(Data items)
╭──

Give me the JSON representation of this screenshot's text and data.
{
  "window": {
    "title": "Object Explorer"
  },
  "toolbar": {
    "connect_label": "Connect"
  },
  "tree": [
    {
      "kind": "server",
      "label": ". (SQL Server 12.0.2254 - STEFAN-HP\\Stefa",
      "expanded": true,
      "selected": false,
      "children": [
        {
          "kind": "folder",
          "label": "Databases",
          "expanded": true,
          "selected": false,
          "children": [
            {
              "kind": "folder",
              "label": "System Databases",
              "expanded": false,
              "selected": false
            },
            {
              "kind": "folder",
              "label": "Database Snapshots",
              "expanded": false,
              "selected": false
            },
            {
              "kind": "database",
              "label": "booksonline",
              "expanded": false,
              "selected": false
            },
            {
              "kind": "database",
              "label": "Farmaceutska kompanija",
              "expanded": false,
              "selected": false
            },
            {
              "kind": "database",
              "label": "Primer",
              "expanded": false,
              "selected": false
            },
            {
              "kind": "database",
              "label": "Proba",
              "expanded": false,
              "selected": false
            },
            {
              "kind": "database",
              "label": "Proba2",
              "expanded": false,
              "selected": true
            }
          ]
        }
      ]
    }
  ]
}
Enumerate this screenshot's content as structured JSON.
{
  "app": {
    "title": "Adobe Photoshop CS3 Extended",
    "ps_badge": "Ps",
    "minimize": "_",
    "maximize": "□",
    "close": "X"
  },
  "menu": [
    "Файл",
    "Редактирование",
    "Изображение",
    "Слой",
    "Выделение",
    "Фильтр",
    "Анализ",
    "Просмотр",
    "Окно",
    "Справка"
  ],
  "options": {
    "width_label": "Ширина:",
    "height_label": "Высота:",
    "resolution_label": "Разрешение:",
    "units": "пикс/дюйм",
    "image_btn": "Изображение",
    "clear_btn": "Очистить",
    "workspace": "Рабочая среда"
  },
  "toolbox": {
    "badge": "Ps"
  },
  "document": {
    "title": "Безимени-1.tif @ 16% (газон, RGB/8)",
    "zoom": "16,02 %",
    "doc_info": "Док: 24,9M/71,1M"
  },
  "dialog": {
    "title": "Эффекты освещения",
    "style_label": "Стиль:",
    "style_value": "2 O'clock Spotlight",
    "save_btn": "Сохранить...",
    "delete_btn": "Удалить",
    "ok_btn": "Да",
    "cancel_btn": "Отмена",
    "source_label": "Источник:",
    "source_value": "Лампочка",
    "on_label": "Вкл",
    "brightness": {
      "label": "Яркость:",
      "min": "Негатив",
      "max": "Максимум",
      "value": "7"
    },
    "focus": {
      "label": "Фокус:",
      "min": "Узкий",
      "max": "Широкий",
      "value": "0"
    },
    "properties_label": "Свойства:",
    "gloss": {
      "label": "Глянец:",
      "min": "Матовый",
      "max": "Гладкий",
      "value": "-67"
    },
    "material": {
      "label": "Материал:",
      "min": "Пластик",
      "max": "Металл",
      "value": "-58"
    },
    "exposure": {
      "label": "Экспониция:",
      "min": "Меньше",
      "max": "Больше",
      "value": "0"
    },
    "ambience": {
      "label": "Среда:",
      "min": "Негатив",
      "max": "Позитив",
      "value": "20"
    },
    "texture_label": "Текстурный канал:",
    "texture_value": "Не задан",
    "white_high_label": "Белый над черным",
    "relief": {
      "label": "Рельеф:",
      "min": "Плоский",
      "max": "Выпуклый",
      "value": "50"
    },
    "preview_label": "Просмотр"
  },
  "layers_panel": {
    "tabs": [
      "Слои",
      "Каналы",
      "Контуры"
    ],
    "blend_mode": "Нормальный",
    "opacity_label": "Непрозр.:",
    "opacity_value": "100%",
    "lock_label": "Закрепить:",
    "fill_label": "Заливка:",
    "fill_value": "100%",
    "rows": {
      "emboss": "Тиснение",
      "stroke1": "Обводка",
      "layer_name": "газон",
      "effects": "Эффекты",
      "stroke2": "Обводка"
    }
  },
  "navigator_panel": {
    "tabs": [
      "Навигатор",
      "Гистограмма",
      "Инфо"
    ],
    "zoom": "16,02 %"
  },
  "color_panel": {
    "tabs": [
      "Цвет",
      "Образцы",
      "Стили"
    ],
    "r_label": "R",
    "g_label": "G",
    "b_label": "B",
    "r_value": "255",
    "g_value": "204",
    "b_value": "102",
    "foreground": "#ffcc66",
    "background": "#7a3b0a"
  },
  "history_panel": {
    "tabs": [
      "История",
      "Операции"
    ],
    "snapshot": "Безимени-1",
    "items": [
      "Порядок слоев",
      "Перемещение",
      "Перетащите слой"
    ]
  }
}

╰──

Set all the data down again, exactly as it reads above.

» FINAL ANSWER
Give me the JSON representation of this screenshot's text and data.
{
  "window": {
    "title": "Object Explorer"
  },
  "toolbar": {
    "connect_label": "Connect"
  },
  "tree": [
    {
      "kind": "server",
      "label": ". (SQL Server 12.0.2254 - STEFAN-HP\\Stefa",
      "expanded": true,
      "selected": false,
      "children": [
        {
          "kind": "folder",
          "label": "Databases",
          "expanded": true,
          "selected": false,
          "children": [
            {
              "kind": "folder",
              "label": "System Databases",
              "expanded": false,
              "selected": false
            },
            {
              "kind": "folder",
              "label": "Database Snapshots",
              "expanded": false,
              "selected": false
            },
            {
              "kind": "database",
              "label": "booksonline",
              "expanded": false,
              "selected": false
            },
            {
              "kind": "database",
              "label": "Farmaceutska kompanija",
              "expanded": false,
              "selected": false
            },
            {
              "kind": "database",
              "label": "Primer",
              "expanded": false,
              "selected": false
            },
            {
              "kind": "database",
              "label": "Proba",
              "expanded": false,
              "selected": false
            },
            {
              "kind": "database",
              "label": "Proba2",
              "expanded": false,
              "selected": true
            }
          ]
        }
      ]
    }
  ]
}
Enumerate this screenshot's content as structured JSON.
{
  "app": {
    "title": "Adobe Photoshop CS3 Extended",
    "ps_badge": "Ps",
    "minimize": "_",
    "maximize": "□",
    "close": "X"
  },
  "menu": [
    "Файл",
    "Редактирование",
    "Изображение",
    "Слой",
    "Выделение",
    "Фильтр",
    "Анализ",
    "Просмотр",
    "Окно",
    "Справка"
  ],
  "options": {
    "width_label": "Ширина:",
    "height_label": "Высота:",
    "resolution_label": "Разрешение:",
    "units": "пикс/дюйм",
    "image_btn": "Изображение",
    "clear_btn": "Очистить",
    "workspace": "Рабочая среда"
  },
  "toolbox": {
    "badge": "Ps"
  },
  "document": {
    "title": "Безимени-1.tif @ 16% (газон, RGB/8)",
    "zoom": "16,02 %",
    "doc_info": "Док: 24,9M/71,1M"
  },
  "dialog": {
    "title": "Эффекты освещения",
    "style_label": "Стиль:",
    "style_value": "2 O'clock Spotlight",
    "save_btn": "Сохранить...",
    "delete_btn": "Удалить",
    "ok_btn": "Да",
    "cancel_btn": "Отмена",
    "source_label": "Источник:",
    "source_value": "Лампочка",
    "on_label": "Вкл",
    "brightness": {
      "label": "Яркость:",
      "min": "Негатив",
      "max": "Максимум",
      "value": "7"
    },
    "focus": {
      "label": "Фокус:",
      "min": "Узкий",
      "max": "Широкий",
      "value": "0"
    },
    "properties_label": "Свойства:",
    "gloss": {
      "label": "Глянец:",
      "min": "Матовый",
      "max": "Гладкий",
      "value": "-67"
    },
    "material": {
      "label": "Материал:",
      "min": "Пластик",
      "max": "Металл",
      "value": "-58"
    },
    "exposure": {
      "label": "Экспониция:",
      "min": "Меньше",
      "max": "Больше",
      "value": "0"
    },
    "ambience": {
      "label": "Среда:",
      "min": "Негатив",
      "max": "Позитив",
      "value": "20"
    },
    "texture_label": "Текстурный канал:",
    "texture_value": "Не задан",
    "white_high_label": "Белый над черным",
    "relief": {
      "label": "Рельеф:",
      "min": "Плоский",
      "max": "Выпуклый",
      "value": "50"
    },
    "preview_label": "Просмотр"
  },
  "layers_panel": {
    "tabs": [
      "Слои",
      "Каналы",
      "Контуры"
    ],
    "blend_mode": "Нормальный",
    "opacity_label": "Непрозр.:",
    "opacity_value": "100%",
    "lock_label": "Закрепить:",
    "fill_label": "Заливка:",
    "fill_value": "100%",
    "rows": {
      "emboss": "Тиснение",
      "stroke1": "Обводка",
      "layer_name": "газон",
      "effects": "Эффекты",
      "stroke2": "Обводка"
    }
  },
  "navigator_panel": {
    "tabs": [
      "Навигатор",
      "Гистограмма",
      "Инфо"
    ],
    "zoom": "16,02 %"
  },
  "color_panel": {
    "tabs": [
      "Цвет",
      "Образцы",
      "Стили"
    ],
    "r_label": "R",
    "g_label": "G",
    "b_label": "B",
    "r_value": "255",
    "g_value": "204",
    "b_value": "102",
    "foreground": "#ffcc66",
    "background": "#7a3b0a"
  },
  "history_panel": {
    "tabs": [
      "История",
      "Операции"
    ],
    "snapshot": "Безимени-1",
    "items": [
      "Порядок слоев",
      "Перемещение",
      "Перетащите слой"
    ]
  }
}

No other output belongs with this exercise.